The Qing Dynasty, the last of the ruling Chinese dynasties, collapsed in 1911. China was left under the control of several major and lesser warlords in the Warlord era. To defeat these warlords, who had seized control of much of Northern China, the anti-monarchist and national unificationist Kuomintang party and its leader Sun Yat-sen, sought the help of foreign powers.
Sun Yat-sen's efforts to obtain aid from the Western democracies were ignored, however, and in 1921 he turned to the Soviet Union. For political expediency, the Soviet leadership initiated a dual policy of support for both Sun and the newly established Communist Party of China, which would eventually found the People's Republic of China. Thus the struggle for power in China began between the KMT and the CPC.
In 1923, a joint statement by Sun and Soviet representative Adolph Joffe in Shanghai pledged Soviet assistance for China's unification. The Sun-Joffe Manifesto was a declaration for cooperation among the Comintern, KMT and the Communist Party of China.

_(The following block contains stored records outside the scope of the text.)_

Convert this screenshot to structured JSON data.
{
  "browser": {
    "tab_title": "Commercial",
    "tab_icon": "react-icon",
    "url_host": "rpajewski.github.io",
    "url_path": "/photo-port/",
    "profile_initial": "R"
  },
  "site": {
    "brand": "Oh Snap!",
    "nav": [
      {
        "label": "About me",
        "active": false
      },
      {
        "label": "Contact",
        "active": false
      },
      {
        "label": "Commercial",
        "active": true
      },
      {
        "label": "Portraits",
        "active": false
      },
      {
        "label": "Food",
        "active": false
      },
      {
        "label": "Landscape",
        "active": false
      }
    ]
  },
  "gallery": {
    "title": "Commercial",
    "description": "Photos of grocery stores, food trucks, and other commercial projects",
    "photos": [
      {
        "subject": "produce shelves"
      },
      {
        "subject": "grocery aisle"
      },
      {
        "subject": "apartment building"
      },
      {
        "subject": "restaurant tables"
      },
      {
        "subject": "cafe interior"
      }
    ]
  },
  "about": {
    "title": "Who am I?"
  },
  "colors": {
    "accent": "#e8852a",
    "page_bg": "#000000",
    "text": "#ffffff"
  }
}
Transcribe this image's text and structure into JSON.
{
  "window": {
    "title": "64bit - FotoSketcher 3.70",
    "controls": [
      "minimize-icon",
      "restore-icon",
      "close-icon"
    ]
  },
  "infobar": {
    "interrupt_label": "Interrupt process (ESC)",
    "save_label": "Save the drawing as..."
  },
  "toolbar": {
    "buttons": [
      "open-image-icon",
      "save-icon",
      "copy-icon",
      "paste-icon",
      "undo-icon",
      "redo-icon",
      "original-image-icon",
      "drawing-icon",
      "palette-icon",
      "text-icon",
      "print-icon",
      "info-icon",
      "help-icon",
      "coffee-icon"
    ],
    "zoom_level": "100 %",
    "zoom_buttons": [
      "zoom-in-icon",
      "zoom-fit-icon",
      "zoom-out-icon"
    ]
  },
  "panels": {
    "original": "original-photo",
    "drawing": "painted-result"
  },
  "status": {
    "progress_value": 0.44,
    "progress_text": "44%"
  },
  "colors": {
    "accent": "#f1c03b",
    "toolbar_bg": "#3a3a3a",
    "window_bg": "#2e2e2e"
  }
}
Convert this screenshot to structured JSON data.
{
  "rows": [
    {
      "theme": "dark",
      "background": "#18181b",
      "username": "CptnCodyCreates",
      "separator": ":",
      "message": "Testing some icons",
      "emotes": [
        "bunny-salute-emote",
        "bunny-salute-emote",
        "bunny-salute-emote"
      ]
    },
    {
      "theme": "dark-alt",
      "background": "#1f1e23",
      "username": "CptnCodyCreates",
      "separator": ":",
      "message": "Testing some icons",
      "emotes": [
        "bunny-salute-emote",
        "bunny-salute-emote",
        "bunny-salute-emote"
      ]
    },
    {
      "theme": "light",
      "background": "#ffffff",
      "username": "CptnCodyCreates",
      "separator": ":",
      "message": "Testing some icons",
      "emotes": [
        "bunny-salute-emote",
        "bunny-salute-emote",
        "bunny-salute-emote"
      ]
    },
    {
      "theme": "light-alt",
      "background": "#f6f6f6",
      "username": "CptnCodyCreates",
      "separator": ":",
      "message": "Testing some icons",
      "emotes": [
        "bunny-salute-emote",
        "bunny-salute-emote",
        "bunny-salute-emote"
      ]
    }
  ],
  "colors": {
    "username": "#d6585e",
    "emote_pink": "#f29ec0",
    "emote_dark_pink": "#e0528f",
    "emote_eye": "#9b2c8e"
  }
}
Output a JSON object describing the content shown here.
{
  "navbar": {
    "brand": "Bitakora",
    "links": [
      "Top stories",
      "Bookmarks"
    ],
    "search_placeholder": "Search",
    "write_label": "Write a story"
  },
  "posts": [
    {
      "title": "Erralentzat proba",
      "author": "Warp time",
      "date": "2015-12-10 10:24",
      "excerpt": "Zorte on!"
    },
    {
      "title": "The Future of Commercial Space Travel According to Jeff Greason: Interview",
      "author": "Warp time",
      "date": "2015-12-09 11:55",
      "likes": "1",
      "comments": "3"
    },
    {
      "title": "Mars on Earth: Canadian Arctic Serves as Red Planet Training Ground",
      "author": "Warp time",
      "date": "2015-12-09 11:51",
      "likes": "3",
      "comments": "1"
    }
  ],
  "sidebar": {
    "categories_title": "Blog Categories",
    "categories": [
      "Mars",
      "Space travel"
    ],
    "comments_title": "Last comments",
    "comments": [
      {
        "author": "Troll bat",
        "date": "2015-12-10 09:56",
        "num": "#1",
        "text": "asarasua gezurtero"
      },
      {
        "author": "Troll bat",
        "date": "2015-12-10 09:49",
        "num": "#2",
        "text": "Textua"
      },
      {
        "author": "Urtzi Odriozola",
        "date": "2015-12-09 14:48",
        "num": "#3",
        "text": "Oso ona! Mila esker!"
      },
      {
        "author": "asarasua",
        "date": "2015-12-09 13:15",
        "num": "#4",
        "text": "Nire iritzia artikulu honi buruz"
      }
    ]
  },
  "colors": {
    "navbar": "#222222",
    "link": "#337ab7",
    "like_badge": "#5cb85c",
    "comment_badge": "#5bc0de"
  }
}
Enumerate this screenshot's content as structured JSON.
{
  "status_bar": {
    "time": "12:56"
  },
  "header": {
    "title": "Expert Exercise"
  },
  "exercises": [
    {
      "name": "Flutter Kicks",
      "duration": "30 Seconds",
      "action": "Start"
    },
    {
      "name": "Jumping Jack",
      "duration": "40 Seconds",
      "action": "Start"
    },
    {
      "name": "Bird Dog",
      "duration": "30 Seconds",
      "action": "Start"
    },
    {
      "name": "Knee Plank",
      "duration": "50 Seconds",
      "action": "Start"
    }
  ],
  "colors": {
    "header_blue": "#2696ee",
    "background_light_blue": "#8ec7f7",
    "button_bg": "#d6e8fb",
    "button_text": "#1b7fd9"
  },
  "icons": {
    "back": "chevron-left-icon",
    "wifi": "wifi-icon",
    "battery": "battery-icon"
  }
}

In 1923, a joint statement by Sun and Soviet representative Adolph Joffe in Shanghai pledged Soviet assistance for China's unification. The Sun-Joffe Manifesto was a declaration for cooperation among the Comintern, KMT and the Communist Party of China. Comintern agent Mikhail Borodin arrived in China in 1923 to aid in the reorganization and consolidation of the KMT along the lines of the Communist Party of the Soviet Union. The CPC joined the KMT to form the First United Front.
Republic of China on Taiwan
People's Republic of China
|Commanders and leaders|
Feng Yuxiang (until 1930)
Communist members were allowed to join the KMT on an individual basis. The CPC itself was still small at the time, having a membership of 300 in 1922 and only 1,500 by 1925. The KMT in 1923 had 50,000 members.